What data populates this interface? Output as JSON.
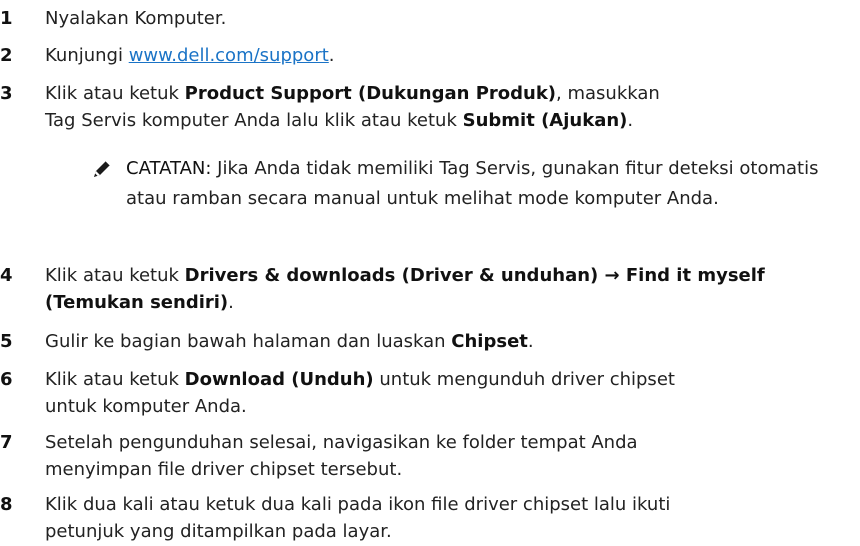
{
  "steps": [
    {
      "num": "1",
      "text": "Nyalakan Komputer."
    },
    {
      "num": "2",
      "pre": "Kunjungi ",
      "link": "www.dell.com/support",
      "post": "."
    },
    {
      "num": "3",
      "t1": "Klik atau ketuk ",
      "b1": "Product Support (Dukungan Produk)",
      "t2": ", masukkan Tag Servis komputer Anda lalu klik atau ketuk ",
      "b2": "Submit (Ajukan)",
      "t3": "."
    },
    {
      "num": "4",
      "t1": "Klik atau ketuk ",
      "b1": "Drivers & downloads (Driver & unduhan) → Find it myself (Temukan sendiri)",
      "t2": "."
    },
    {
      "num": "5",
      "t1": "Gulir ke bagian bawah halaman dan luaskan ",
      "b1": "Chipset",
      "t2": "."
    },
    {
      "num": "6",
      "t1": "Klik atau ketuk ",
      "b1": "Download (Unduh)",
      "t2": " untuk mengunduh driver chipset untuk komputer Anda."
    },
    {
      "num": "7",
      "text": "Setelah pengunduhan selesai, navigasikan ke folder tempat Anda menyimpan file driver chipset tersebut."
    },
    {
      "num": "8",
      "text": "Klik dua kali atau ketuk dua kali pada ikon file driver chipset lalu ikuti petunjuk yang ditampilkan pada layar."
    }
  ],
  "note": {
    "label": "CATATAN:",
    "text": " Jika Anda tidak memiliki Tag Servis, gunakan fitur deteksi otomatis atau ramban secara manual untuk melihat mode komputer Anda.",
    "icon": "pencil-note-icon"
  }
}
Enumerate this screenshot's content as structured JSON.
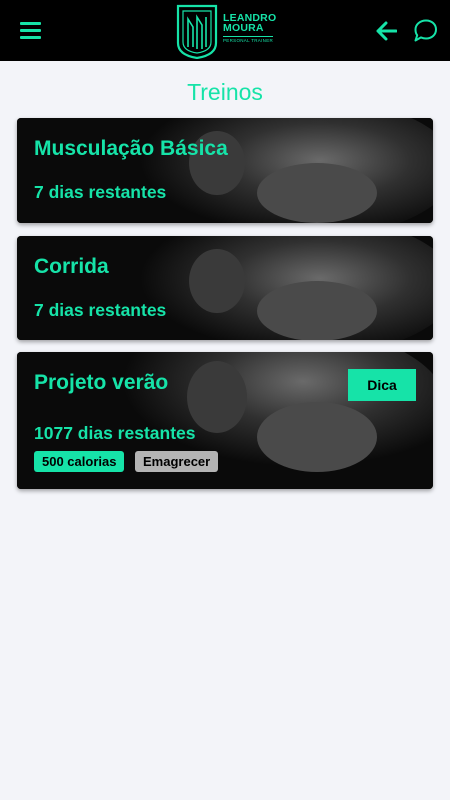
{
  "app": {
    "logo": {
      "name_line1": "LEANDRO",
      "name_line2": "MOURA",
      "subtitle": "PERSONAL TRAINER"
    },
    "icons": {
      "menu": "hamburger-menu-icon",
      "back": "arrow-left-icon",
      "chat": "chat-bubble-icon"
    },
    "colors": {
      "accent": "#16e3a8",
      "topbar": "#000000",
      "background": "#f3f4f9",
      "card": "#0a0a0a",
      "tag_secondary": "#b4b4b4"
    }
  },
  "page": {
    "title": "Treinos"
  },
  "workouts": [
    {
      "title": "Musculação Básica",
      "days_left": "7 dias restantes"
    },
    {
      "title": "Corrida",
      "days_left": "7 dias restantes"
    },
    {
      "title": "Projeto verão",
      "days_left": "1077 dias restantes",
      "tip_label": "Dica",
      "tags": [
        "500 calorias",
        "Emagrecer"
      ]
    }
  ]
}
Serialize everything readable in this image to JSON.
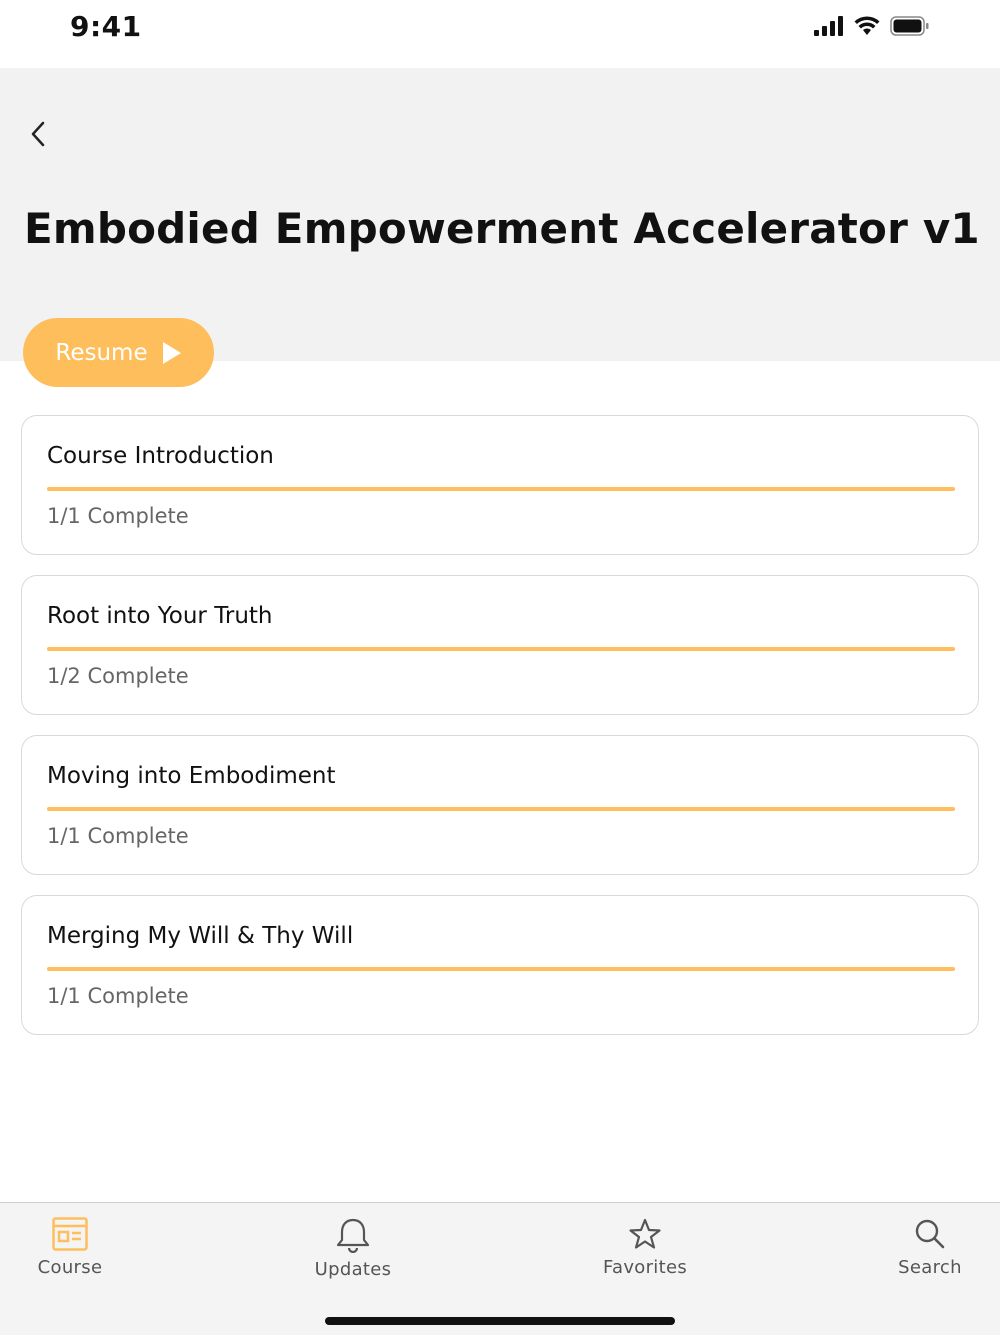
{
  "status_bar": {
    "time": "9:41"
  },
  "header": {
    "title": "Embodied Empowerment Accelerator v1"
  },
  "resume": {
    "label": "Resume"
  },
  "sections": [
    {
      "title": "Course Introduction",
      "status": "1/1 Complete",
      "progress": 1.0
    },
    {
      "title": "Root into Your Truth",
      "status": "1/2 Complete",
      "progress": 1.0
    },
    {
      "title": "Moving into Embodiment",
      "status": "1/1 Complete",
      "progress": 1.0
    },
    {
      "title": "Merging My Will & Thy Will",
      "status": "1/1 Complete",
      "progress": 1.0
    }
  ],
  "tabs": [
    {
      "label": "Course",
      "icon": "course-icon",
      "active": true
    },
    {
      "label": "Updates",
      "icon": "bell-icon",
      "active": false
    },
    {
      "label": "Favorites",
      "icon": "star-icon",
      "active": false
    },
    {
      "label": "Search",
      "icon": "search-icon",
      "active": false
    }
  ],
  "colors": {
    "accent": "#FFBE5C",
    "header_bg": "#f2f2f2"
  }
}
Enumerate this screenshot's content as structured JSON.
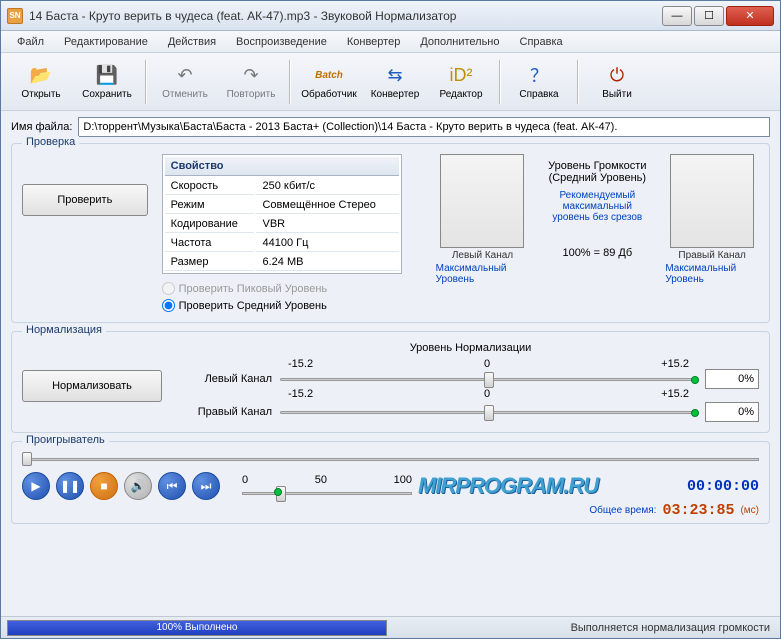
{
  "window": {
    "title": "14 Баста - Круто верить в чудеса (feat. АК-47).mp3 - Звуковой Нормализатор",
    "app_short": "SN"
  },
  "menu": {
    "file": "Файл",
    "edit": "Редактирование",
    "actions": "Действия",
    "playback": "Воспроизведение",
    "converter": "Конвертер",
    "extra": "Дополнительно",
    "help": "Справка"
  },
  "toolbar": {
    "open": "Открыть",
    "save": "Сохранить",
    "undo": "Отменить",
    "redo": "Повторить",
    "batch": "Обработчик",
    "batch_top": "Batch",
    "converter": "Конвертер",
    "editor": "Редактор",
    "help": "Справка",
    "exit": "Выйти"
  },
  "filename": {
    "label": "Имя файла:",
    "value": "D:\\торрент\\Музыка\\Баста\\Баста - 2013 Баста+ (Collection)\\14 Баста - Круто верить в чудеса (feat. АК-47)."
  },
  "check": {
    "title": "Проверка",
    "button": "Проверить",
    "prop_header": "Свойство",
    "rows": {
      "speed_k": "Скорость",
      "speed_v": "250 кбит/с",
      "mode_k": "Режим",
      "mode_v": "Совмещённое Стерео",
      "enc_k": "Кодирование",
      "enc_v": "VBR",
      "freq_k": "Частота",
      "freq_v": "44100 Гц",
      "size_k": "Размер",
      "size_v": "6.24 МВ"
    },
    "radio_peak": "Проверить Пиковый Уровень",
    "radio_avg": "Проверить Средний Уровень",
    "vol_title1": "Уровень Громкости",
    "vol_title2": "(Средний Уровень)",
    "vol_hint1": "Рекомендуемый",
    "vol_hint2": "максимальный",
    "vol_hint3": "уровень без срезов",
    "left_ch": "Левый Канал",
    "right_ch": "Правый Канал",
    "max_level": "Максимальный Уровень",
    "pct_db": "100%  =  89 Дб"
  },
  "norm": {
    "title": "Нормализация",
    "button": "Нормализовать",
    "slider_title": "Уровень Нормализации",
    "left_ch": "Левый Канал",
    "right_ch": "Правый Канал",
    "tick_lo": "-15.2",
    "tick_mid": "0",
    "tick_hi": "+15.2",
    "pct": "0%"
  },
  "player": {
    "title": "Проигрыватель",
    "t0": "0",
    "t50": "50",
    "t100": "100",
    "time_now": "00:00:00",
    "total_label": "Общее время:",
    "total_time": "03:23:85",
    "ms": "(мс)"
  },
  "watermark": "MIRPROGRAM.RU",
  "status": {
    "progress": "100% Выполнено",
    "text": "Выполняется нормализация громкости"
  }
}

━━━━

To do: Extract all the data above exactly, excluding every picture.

Response for this exercise:
What data populates this interface? Output as JSON.
{
  "steps": [
    {
      "num": "1",
      "text": "Nyalakan Komputer."
    },
    {
      "num": "2",
      "pre": "Kunjungi ",
      "link": "www.dell.com/support",
      "post": "."
    },
    {
      "num": "3",
      "t1": "Klik atau ketuk ",
      "b1": "Product Support (Dukungan Produk)",
      "t2": ", masukkan Tag Servis komputer Anda lalu klik atau ketuk ",
      "b2": "Submit (Ajukan)",
      "t3": "."
    },
    {
      "num": "4",
      "t1": "Klik atau ketuk ",
      "b1": "Drivers & downloads (Driver & unduhan) → Find it myself (Temukan sendiri)",
      "t2": "."
    },
    {
      "num": "5",
      "t1": "Gulir ke bagian bawah halaman dan luaskan ",
      "b1": "Chipset",
      "t2": "."
    },
    {
      "num": "6",
      "t1": "Klik atau ketuk ",
      "b1": "Download (Unduh)",
      "t2": " untuk mengunduh driver chipset untuk komputer Anda."
    },
    {
      "num": "7",
      "text": "Setelah pengunduhan selesai, navigasikan ke folder tempat Anda menyimpan file driver chipset tersebut."
    },
    {
      "num": "8",
      "text": "Klik dua kali atau ketuk dua kali pada ikon file driver chipset lalu ikuti petunjuk yang ditampilkan pada layar."
    }
  ],
  "note": {
    "label": "CATATAN:",
    "text": " Jika Anda tidak memiliki Tag Servis, gunakan fitur deteksi otomatis atau ramban secara manual untuk melihat mode komputer Anda.",
    "icon": "pencil-note-icon"
  }
}
Enumerate this screenshot's content as structured JSON.
{
  "app": {
    "logo": {
      "name_line1": "LEANDRO",
      "name_line2": "MOURA",
      "subtitle": "PERSONAL TRAINER"
    },
    "icons": {
      "menu": "hamburger-menu-icon",
      "back": "arrow-left-icon",
      "chat": "chat-bubble-icon"
    },
    "colors": {
      "accent": "#16e3a8",
      "topbar": "#000000",
      "background": "#f3f4f9",
      "card": "#0a0a0a",
      "tag_secondary": "#b4b4b4"
    }
  },
  "page": {
    "title": "Treinos"
  },
  "workouts": [
    {
      "title": "Musculação Básica",
      "days_left": "7 dias restantes"
    },
    {
      "title": "Corrida",
      "days_left": "7 dias restantes"
    },
    {
      "title": "Projeto verão",
      "days_left": "1077 dias restantes",
      "tip_label": "Dica",
      "tags": [
        "500 calorias",
        "Emagrecer"
      ]
    }
  ]
}
Serialize everything readable in this image to JSON.
{
  "status_bar": {
    "time": "9:41"
  },
  "header": {
    "title": "Embodied Empowerment Accelerator v1"
  },
  "resume": {
    "label": "Resume"
  },
  "sections": [
    {
      "title": "Course Introduction",
      "status": "1/1 Complete",
      "progress": 1.0
    },
    {
      "title": "Root into Your Truth",
      "status": "1/2 Complete",
      "progress": 1.0
    },
    {
      "title": "Moving into Embodiment",
      "status": "1/1 Complete",
      "progress": 1.0
    },
    {
      "title": "Merging My Will & Thy Will",
      "status": "1/1 Complete",
      "progress": 1.0
    }
  ],
  "tabs": [
    {
      "label": "Course",
      "icon": "course-icon",
      "active": true
    },
    {
      "label": "Updates",
      "icon": "bell-icon",
      "active": false
    },
    {
      "label": "Favorites",
      "icon": "star-icon",
      "active": false
    },
    {
      "label": "Search",
      "icon": "search-icon",
      "active": false
    }
  ],
  "colors": {
    "accent": "#FFBE5C",
    "header_bg": "#f2f2f2"
  }
}
Enumerate this screenshot's content as structured JSON.
{
  "window": {
    "title": "14 Баста - Круто верить в чудеса (feat. АК-47).mp3 - Звуковой Нормализатор",
    "app_short": "SN"
  },
  "menu": {
    "file": "Файл",
    "edit": "Редактирование",
    "actions": "Действия",
    "playback": "Воспроизведение",
    "converter": "Конвертер",
    "extra": "Дополнительно",
    "help": "Справка"
  },
  "toolbar": {
    "open": "Открыть",
    "save": "Сохранить",
    "undo": "Отменить",
    "redo": "Повторить",
    "batch": "Обработчик",
    "batch_top": "Batch",
    "converter": "Конвертер",
    "editor": "Редактор",
    "help": "Справка",
    "exit": "Выйти"
  },
  "filename": {
    "label": "Имя файла:",
    "value": "D:\\торрент\\Музыка\\Баста\\Баста - 2013 Баста+ (Collection)\\14 Баста - Круто верить в чудеса (feat. АК-47)."
  },
  "check": {
    "title": "Проверка",
    "button": "Проверить",
    "prop_header": "Свойство",
    "rows": {
      "speed_k": "Скорость",
      "speed_v": "250 кбит/с",
      "mode_k": "Режим",
      "mode_v": "Совмещённое Стерео",
      "enc_k": "Кодирование",
      "enc_v": "VBR",
      "freq_k": "Частота",
      "freq_v": "44100 Гц",
      "size_k": "Размер",
      "size_v": "6.24 МВ"
    },
    "radio_peak": "Проверить Пиковый Уровень",
    "radio_avg": "Проверить Средний Уровень",
    "vol_title1": "Уровень Громкости",
    "vol_title2": "(Средний Уровень)",
    "vol_hint1": "Рекомендуемый",
    "vol_hint2": "максимальный",
    "vol_hint3": "уровень без срезов",
    "left_ch": "Левый Канал",
    "right_ch": "Правый Канал",
    "max_level": "Максимальный Уровень",
    "pct_db": "100%  =  89 Дб"
  },
  "norm": {
    "title": "Нормализация",
    "button": "Нормализовать",
    "slider_title": "Уровень Нормализации",
    "left_ch": "Левый Канал",
    "right_ch": "Правый Канал",
    "tick_lo": "-15.2",
    "tick_mid": "0",
    "tick_hi": "+15.2",
    "pct": "0%"
  },
  "player": {
    "title": "Проигрыватель",
    "t0": "0",
    "t50": "50",
    "t100": "100",
    "time_now": "00:00:00",
    "total_label": "Общее время:",
    "total_time": "03:23:85",
    "ms": "(мс)"
  },
  "watermark": "MIRPROGRAM.RU",
  "status": {
    "progress": "100% Выполнено",
    "text": "Выполняется нормализация громкости"
  }
}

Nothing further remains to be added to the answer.